For this item, repeat the material exactly while omitting its pictures.

Provided data: Begin

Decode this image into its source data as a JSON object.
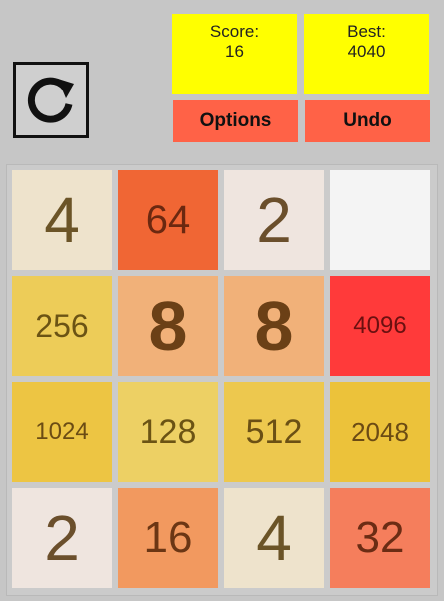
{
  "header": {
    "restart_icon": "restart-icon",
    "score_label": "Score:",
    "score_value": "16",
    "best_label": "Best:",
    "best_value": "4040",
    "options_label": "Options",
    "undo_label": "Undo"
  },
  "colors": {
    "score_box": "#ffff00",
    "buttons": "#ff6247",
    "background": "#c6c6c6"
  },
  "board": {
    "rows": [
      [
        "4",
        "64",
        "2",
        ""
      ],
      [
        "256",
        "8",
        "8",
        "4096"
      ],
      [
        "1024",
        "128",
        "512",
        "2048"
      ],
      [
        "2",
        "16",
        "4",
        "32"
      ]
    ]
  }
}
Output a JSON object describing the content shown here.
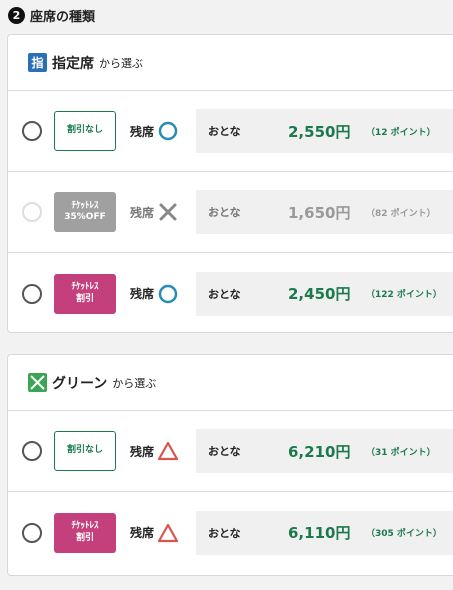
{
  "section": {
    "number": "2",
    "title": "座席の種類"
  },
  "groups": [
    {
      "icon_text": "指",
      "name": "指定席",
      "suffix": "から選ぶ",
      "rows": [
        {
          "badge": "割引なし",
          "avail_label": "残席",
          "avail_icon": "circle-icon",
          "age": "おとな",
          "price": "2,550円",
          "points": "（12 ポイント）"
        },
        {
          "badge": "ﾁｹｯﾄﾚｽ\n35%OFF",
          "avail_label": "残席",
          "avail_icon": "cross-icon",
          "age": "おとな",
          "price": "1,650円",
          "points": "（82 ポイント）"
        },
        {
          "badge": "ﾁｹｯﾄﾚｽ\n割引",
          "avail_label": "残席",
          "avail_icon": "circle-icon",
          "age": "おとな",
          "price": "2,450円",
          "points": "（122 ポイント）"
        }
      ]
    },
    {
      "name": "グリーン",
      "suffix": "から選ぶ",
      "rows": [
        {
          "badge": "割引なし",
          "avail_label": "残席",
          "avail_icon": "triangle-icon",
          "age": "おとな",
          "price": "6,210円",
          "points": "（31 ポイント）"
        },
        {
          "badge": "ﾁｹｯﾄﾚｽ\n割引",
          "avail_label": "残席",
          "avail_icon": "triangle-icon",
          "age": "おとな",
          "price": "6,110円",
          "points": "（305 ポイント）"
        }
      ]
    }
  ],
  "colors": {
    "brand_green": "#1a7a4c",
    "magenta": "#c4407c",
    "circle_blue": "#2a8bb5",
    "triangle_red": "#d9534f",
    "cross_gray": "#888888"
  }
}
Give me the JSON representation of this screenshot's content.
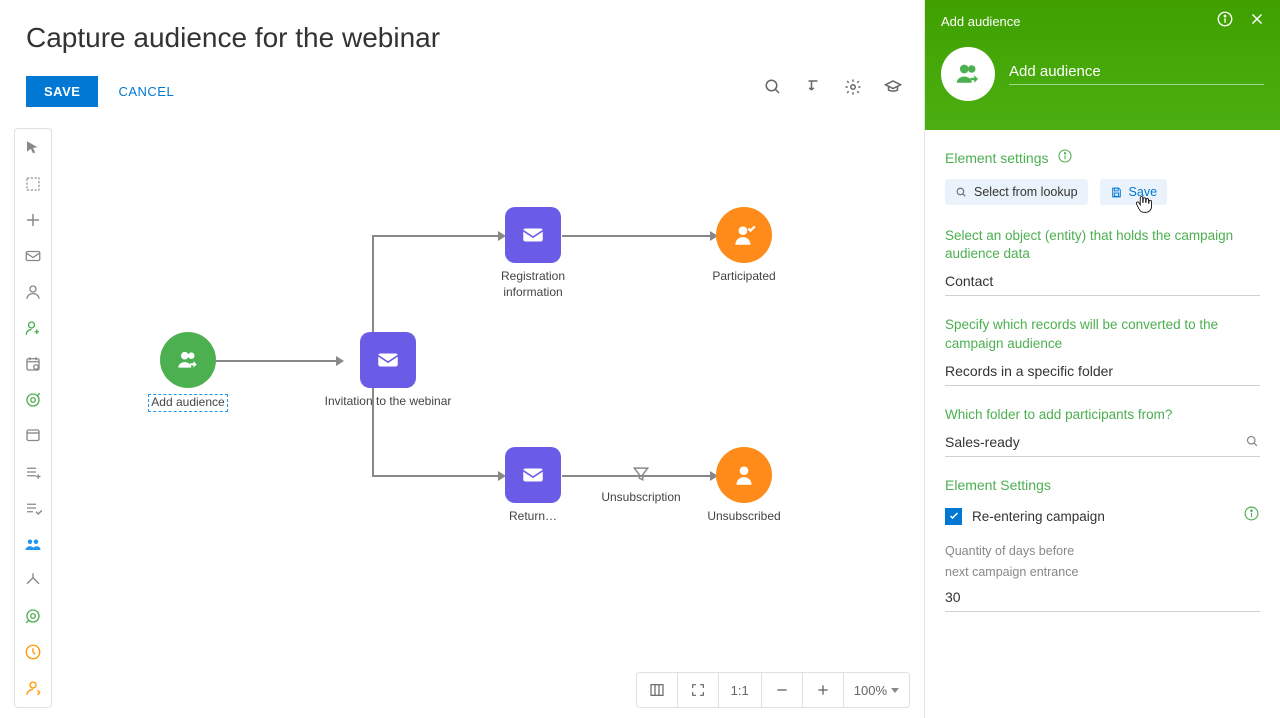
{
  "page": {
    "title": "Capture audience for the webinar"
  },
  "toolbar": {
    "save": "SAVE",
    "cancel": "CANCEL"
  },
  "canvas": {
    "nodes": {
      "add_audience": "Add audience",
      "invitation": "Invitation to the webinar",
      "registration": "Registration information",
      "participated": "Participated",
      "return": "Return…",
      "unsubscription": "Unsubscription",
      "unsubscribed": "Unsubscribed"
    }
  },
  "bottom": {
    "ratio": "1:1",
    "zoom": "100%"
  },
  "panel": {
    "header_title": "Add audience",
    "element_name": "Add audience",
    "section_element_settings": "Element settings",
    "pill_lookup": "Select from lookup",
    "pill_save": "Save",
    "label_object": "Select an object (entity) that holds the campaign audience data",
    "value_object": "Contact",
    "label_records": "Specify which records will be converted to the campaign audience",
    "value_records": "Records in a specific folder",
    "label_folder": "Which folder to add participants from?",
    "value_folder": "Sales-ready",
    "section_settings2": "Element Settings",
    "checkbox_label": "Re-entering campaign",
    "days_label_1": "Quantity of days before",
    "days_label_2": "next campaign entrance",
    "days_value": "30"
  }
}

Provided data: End

→ Reply
Decode this image into its source data as a JSON object.
{
  "header": {
    "restart_icon": "restart-icon",
    "score_label": "Score:",
    "score_value": "16",
    "best_label": "Best:",
    "best_value": "4040",
    "options_label": "Options",
    "undo_label": "Undo"
  },
  "colors": {
    "score_box": "#ffff00",
    "buttons": "#ff6247",
    "background": "#c6c6c6"
  },
  "board": {
    "rows": [
      [
        "4",
        "64",
        "2",
        ""
      ],
      [
        "256",
        "8",
        "8",
        "4096"
      ],
      [
        "1024",
        "128",
        "512",
        "2048"
      ],
      [
        "2",
        "16",
        "4",
        "32"
      ]
    ]
  }
}
Output a JSON object describing the content shown here.
{
  "section": {
    "number": "2",
    "title": "座席の種類"
  },
  "groups": [
    {
      "icon_text": "指",
      "name": "指定席",
      "suffix": "から選ぶ",
      "rows": [
        {
          "badge": "割引なし",
          "avail_label": "残席",
          "avail_icon": "circle-icon",
          "age": "おとな",
          "price": "2,550円",
          "points": "（12 ポイント）"
        },
        {
          "badge": "ﾁｹｯﾄﾚｽ\n35%OFF",
          "avail_label": "残席",
          "avail_icon": "cross-icon",
          "age": "おとな",
          "price": "1,650円",
          "points": "（82 ポイント）"
        },
        {
          "badge": "ﾁｹｯﾄﾚｽ\n割引",
          "avail_label": "残席",
          "avail_icon": "circle-icon",
          "age": "おとな",
          "price": "2,450円",
          "points": "（122 ポイント）"
        }
      ]
    },
    {
      "name": "グリーン",
      "suffix": "から選ぶ",
      "rows": [
        {
          "badge": "割引なし",
          "avail_label": "残席",
          "avail_icon": "triangle-icon",
          "age": "おとな",
          "price": "6,210円",
          "points": "（31 ポイント）"
        },
        {
          "badge": "ﾁｹｯﾄﾚｽ\n割引",
          "avail_label": "残席",
          "avail_icon": "triangle-icon",
          "age": "おとな",
          "price": "6,110円",
          "points": "（305 ポイント）"
        }
      ]
    }
  ],
  "colors": {
    "brand_green": "#1a7a4c",
    "magenta": "#c4407c",
    "circle_blue": "#2a8bb5",
    "triangle_red": "#d9534f",
    "cross_gray": "#888888"
  }
}
Give me the JSON representation of this screenshot's content.
{
  "page": {
    "title": "Capture audience for the webinar"
  },
  "toolbar": {
    "save": "SAVE",
    "cancel": "CANCEL"
  },
  "canvas": {
    "nodes": {
      "add_audience": "Add audience",
      "invitation": "Invitation to the webinar",
      "registration": "Registration information",
      "participated": "Participated",
      "return": "Return…",
      "unsubscription": "Unsubscription",
      "unsubscribed": "Unsubscribed"
    }
  },
  "bottom": {
    "ratio": "1:1",
    "zoom": "100%"
  },
  "panel": {
    "header_title": "Add audience",
    "element_name": "Add audience",
    "section_element_settings": "Element settings",
    "pill_lookup": "Select from lookup",
    "pill_save": "Save",
    "label_object": "Select an object (entity) that holds the campaign audience data",
    "value_object": "Contact",
    "label_records": "Specify which records will be converted to the campaign audience",
    "value_records": "Records in a specific folder",
    "label_folder": "Which folder to add participants from?",
    "value_folder": "Sales-ready",
    "section_settings2": "Element Settings",
    "checkbox_label": "Re-entering campaign",
    "days_label_1": "Quantity of days before",
    "days_label_2": "next campaign entrance",
    "days_value": "30"
  }
}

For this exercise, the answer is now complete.